‘Melbourne Storm Will Not Make The Grand Final’ Published on theroar.com.au 16/4/13
Knowing the inevitable backlash that comes with writing a piece such as this one, the necessary precautions have been taken as Melbourne Storm fans prepare to wage war on this dreamer from poor old Sydney.
It might be wishful thinking and a little hard to understand after seeing the first six rounds of the Telstra premiership, but Craig Bellamy’s Storm will not make the 2013 grand final.
Bunkered down in an undisclosed location somewhere in Sydney equipped with hardhat, shoulder pads better suited to Mark McGaw and my trusty dachshund cross Chihuahua ‘Pogo’ keeping lookout, I’ll surge on.
You can already hear the Storm fans marching up the Hume Highway chanting and beating their chests.
How can anyone doubt Melbourne this early in the season?
Here comes the argument.
It is easy for Sydneysiders to count out the Storm, especially with the rise of foundation clubs South Sydney Rabbitohs and the Sydney Roosters. They are the toast of this town and both are on an irresistible upward spiral.
The Roosters have spent millions of dollars for instant results and we are definitely seeing the talent of young coach Trent Robinson who has instilled confidence in the tricolours in a very short amount of time.
It isn’t all Sonny Bill Williams either. Every single one of them is doing their job.
Whether it be Mitchell Pearce and James Maloney in the halves, the hard yakka of their engine room or the slick finishing of their backline.
But its their defensive efforts so far in 2013 that would have other sides looking over their shoulders. These guys are the real deal whether you like it or not.
The Roosters needed an emphatic victory over the Canterbury Bulldogs to prove to many they were a genuine force. Their next challenge is the St George Illawarra Dragons on ANZAC Day.
Then there is the Rabbitohs.
They might have lost the battle on Saturday night 17-10 to the Storm at ANZ Stadium, but you sense that this was only the dress rehearsal. These teams meet later in the year and will probably clash again in the playoffs.

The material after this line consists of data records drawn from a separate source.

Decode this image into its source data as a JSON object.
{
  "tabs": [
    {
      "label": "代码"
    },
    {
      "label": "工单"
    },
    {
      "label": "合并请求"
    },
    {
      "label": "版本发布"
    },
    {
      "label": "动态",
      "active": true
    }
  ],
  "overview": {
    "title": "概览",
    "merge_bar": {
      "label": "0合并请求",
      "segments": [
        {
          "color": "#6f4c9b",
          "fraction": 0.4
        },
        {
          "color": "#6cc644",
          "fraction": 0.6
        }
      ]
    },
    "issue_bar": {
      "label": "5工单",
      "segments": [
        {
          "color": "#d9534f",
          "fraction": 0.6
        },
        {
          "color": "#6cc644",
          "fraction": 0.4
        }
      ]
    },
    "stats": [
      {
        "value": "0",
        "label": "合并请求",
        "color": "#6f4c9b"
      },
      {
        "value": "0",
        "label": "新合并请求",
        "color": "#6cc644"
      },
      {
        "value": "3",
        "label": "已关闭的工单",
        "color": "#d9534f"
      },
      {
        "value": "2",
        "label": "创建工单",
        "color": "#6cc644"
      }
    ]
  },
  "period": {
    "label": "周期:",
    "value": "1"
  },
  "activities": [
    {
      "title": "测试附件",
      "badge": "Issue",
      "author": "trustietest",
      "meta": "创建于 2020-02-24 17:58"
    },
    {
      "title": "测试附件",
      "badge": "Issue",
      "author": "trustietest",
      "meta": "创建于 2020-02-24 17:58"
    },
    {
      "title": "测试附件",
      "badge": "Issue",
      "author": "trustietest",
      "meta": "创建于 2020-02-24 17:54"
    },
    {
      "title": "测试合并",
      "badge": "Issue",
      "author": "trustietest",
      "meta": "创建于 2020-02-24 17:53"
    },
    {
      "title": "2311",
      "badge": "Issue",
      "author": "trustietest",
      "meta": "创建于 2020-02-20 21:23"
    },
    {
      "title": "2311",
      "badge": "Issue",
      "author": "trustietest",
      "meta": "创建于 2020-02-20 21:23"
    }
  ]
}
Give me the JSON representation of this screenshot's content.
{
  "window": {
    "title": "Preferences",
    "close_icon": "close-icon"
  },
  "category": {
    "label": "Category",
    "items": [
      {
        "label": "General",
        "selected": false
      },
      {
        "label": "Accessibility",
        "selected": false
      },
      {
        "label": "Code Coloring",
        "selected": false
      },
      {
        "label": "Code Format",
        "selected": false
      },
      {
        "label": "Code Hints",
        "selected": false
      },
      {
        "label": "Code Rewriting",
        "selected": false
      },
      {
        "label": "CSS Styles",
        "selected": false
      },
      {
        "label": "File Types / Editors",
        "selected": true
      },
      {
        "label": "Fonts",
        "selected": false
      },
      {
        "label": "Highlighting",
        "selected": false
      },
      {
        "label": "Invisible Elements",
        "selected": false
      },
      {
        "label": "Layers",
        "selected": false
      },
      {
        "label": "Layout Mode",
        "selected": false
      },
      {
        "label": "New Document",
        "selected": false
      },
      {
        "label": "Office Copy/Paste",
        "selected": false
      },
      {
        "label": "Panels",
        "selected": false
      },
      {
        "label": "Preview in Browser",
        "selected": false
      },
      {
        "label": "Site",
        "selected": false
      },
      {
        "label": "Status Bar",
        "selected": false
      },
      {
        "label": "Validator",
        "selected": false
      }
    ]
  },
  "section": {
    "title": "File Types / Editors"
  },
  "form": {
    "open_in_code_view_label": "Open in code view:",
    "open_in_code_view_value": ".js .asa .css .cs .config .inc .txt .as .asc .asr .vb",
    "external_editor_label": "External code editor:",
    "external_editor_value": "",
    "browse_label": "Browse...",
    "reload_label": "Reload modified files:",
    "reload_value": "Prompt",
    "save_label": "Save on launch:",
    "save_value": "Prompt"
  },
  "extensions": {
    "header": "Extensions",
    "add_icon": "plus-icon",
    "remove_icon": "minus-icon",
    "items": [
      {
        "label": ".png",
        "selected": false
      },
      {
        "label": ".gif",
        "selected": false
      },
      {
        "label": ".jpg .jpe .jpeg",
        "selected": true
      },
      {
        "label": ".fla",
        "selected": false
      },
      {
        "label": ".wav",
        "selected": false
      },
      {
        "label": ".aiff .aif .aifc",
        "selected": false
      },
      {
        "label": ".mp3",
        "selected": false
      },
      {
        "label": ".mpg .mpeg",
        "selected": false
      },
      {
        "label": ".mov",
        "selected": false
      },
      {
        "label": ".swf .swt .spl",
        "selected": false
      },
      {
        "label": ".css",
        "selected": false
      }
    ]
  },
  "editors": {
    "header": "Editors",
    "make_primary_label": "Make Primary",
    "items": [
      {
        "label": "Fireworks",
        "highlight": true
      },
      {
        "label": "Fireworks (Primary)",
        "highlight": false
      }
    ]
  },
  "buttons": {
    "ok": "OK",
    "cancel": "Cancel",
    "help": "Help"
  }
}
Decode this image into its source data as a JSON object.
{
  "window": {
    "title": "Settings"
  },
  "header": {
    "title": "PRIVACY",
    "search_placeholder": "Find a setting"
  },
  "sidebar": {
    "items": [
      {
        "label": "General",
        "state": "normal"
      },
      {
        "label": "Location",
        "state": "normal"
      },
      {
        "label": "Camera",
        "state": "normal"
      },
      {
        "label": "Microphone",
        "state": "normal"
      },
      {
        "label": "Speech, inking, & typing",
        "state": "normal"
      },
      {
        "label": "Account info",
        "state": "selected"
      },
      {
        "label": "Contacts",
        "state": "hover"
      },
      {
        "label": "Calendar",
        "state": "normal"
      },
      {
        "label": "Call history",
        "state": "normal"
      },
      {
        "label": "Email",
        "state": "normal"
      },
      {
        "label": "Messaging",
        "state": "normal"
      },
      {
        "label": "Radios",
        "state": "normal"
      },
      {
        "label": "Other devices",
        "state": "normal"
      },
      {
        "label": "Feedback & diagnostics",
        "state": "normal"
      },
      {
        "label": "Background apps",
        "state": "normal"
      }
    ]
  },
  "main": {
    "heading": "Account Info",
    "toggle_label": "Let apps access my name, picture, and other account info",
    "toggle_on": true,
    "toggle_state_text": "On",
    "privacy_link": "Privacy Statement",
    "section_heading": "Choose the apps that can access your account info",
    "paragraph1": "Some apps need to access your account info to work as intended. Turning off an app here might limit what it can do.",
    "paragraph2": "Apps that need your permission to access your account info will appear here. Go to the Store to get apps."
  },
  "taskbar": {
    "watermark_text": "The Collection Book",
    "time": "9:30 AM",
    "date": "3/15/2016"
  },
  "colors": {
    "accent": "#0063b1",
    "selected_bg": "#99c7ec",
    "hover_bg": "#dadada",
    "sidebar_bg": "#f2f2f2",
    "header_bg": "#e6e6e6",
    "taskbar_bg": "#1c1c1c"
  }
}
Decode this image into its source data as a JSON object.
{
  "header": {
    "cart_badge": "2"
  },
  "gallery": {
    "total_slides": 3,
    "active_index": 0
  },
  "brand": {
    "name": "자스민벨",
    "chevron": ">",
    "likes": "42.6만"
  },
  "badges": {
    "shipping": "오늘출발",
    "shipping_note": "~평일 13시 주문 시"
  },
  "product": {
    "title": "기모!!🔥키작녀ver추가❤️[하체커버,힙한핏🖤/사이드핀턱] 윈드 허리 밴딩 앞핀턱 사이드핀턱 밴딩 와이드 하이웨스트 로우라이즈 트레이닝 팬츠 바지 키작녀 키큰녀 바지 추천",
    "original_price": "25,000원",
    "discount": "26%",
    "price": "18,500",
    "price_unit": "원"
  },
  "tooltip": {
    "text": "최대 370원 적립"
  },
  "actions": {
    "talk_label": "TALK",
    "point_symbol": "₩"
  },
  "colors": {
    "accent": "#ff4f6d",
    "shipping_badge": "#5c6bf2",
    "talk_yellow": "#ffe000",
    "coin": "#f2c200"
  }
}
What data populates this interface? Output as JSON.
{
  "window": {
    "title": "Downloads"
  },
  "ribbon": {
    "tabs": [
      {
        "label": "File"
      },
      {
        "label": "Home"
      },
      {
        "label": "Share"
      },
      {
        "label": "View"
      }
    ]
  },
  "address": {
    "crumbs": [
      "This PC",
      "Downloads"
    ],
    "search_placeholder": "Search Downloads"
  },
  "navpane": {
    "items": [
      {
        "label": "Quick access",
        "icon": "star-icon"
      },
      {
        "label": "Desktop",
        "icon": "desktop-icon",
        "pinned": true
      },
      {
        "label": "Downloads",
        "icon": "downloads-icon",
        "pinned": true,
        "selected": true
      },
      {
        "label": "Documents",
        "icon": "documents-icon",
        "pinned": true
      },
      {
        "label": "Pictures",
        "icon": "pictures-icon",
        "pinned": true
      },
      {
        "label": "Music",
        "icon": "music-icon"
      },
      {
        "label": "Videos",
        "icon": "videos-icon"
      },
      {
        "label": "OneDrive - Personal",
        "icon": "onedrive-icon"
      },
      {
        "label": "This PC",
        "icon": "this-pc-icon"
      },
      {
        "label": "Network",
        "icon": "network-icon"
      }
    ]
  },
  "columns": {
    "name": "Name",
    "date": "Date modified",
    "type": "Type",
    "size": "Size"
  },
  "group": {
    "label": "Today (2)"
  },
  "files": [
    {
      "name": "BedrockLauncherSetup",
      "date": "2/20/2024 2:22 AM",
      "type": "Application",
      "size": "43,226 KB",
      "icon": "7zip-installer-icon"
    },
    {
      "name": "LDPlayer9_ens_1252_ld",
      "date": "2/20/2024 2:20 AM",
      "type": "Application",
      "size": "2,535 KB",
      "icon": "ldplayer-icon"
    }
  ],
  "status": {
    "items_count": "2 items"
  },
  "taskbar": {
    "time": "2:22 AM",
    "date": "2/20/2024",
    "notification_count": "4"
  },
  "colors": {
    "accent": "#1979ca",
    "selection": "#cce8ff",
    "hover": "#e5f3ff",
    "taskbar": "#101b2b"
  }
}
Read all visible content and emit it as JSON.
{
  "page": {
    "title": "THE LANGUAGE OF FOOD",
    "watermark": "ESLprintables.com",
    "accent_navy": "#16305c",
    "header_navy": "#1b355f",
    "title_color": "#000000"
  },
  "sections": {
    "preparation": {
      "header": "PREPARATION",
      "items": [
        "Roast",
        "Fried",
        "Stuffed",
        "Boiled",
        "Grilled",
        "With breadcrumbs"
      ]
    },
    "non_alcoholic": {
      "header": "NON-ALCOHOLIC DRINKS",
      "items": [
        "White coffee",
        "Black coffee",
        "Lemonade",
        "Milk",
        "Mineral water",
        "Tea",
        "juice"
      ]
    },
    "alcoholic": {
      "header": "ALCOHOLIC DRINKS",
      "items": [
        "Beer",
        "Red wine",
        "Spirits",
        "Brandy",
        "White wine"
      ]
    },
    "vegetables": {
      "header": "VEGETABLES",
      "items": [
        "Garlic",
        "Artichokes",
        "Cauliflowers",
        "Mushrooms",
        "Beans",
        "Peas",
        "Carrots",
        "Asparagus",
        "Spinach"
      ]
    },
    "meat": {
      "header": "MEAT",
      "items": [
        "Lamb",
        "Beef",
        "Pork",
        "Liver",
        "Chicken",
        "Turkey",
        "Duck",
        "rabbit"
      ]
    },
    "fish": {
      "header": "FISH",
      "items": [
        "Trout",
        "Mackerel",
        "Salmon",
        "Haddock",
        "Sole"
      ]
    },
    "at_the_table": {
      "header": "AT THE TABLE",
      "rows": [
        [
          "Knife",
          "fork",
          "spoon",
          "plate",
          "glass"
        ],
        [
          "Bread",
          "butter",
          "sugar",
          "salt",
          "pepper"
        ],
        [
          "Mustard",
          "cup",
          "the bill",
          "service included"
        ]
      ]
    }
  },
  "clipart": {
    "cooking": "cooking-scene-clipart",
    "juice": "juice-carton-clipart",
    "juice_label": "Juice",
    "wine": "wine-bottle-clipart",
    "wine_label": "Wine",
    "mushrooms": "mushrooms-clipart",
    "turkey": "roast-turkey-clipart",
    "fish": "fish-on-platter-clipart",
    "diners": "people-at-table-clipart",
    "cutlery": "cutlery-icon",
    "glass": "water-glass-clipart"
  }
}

It has been widely documented that the way to beat Melbourne is straight through the guts. Nobody plays better through the middle than South Sydney and despite the loss last weekend, the Rabbitohs would be licking their lips at playing the Storm again.
Then you have to take into account the toll that this season has on a successful side like Melbourne. Already they’ve played trials, a World Club Challenge on the other side of the planet and six testing games of NRL football.
No rest for the wicked either as Melbourne’s Cameron Smith, Cooper Cronk, Billy Slater, Kevin Proctor and Jesse Bromwich turn out in the ANZAC Test on Friday in Canberra.
Mahe Fonua, Junior Sa’u and Ryan Hoffman will play representative football on the weekend too.
So its not like the Storm really get a holiday this weekend.
Don’t forget the dreaded State of Origin window either.
Up to seven players could be involved in this year’s series with the Storm playing Cronulla, Brisbane and Canterbury and trips to Leichhardt and the Gold Coast in this period.
Their run to the playoffs includes away matches at Canberra, Newcastle and Brookvale and a re-match with Rabbitohs.
Even before the finals, Melbourne’s key personnel could have played up to 22 games of rugby league. That is a whole lot of football without even considering the torture of the playoffs.
It might be months and months away but what a showdown we have in Round 26 between the Rabbitohs and the Roosters at ANZ Stadium.
Could that game be a scrap for the NRL minor premiership?
70,000 fans packing into the Olympic stadium to see the fiercest of rivals go to battle for the top spot in rugby league is a mouth-watering prospect.
No Melbourne on grand final day?
It was worth a try.
Let the bombardment begin.